Four options for a new primary birthing unit in Central Otago were presented and discussed in a public meeting at Cromwell Presbyterian Church last Thursday.
The options were formed by the Southern District Health Board (SDHB) after receiving public feedback and conducting meetings with midwives, St John, Māori communities, and other healthcare professionals.
Chris Fleming, the CEO of SDHB acknowledged that “the model is not right and we need to do something.”
Currently, pregnant women in Wānaka must travel to Dunedin Hospital or the Charlotte Jean primary birthing unit in Alexandra to birth their babies. Those considered to have a low-risk pregnancy can also opt for a home birth, which may require a helicopter transfer to Dunedin if complications arise.

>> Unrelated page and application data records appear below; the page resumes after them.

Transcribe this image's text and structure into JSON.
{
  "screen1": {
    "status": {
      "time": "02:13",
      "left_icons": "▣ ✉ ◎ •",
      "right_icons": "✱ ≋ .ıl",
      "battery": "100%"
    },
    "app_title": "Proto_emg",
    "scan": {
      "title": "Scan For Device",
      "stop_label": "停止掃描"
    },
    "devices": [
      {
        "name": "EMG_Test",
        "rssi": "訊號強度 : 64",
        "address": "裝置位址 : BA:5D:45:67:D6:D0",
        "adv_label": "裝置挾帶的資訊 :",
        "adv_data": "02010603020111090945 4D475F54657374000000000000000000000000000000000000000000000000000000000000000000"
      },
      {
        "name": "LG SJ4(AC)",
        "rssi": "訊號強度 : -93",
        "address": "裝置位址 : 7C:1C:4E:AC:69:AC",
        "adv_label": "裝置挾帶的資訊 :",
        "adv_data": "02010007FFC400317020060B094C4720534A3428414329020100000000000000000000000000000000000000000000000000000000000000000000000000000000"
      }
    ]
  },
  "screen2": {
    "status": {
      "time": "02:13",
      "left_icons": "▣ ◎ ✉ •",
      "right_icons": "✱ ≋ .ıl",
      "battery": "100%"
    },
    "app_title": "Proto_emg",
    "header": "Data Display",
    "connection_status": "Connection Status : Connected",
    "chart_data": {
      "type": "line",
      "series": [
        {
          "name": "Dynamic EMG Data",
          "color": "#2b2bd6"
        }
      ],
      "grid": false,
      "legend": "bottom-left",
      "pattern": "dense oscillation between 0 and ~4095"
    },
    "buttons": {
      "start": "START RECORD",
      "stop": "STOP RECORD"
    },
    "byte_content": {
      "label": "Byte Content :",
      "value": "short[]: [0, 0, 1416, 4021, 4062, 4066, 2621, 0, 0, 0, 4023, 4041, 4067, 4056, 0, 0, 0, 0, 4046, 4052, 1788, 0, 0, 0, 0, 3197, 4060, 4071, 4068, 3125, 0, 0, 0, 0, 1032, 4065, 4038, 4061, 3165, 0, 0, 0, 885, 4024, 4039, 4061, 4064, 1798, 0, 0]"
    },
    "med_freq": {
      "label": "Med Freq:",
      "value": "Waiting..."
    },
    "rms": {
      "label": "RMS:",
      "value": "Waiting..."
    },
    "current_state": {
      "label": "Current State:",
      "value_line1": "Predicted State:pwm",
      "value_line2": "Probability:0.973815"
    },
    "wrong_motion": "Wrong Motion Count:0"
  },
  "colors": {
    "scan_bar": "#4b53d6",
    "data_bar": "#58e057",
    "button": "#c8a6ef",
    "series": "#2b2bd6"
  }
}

All four options proposed at the meeting included a brand new primary birthing unit facility, providing a physical setting for assessment, labour and birth, and postnatal care. A primary birthing unit would also provide other services including pregnancy tests, car seat installations and breast-feeding support.
Mary Cleary Lyons, SDHB general manager of Primary and Population Health, said safety was “of paramount importance for women and their whanau, and they need to know that there are really good arrangements for dealing with emergency situations.”
Retired GP and local resident, Dennis Pezaro, also said that safety should be a key factor when deciding where to place the new unit.
“A very small proportion of women can get into difficulties and may require emergency surgery, which is only available in the base hospitals at Dunedin or Invercargill,” said Pezaro. “It is further complicated if the facility is at a distance from Dunstan hospital, which is the closest source of emergency blood for transfusion.”
Two of the options included a brand-new birthing facility in Wānaka, alongside either another facility in Clyde, or the current Charlotte Jean maternity unit in Alexandra.
Lyons reported that the benefits of a Wānaka-based primary birthing unit included the potential to co-locate the service with General Practice, and the close proximity to a helipad.
On the other hand, operating costs, workforce availability and the distance to secondary services from Wānaka were all considered disadvantages. While primary birthing units are only suitable for low-risk births, many mothers are often transferred there from a hospital for a postnatal stay.
“From the viewpoint of convenience, there is no doubt a Wānaka unit would be a great advantage to the area. My worry would be that the DHB would have huge difficulty supporting the build and running costs of two such units which would, in themselves, be expensive to maintain,” Pezaro said.
He also raised concerns around population growth in the area which could slow down due to the recent impact of Covid-19 - if families were to relocate in order to find other employment opportunities.
SDHB is now calling on the general public to submit their preferences and comments by August 22. The feedback will be used to formulate a report with recommendations to SDHB for its October meeting, when a final decision will be made.
To complete the survey, visit https://www.engage.southernhealth.nz/maternity or email feedback to firstname.lastname@example.org.
View edition 985 of the Wānaka Sun here.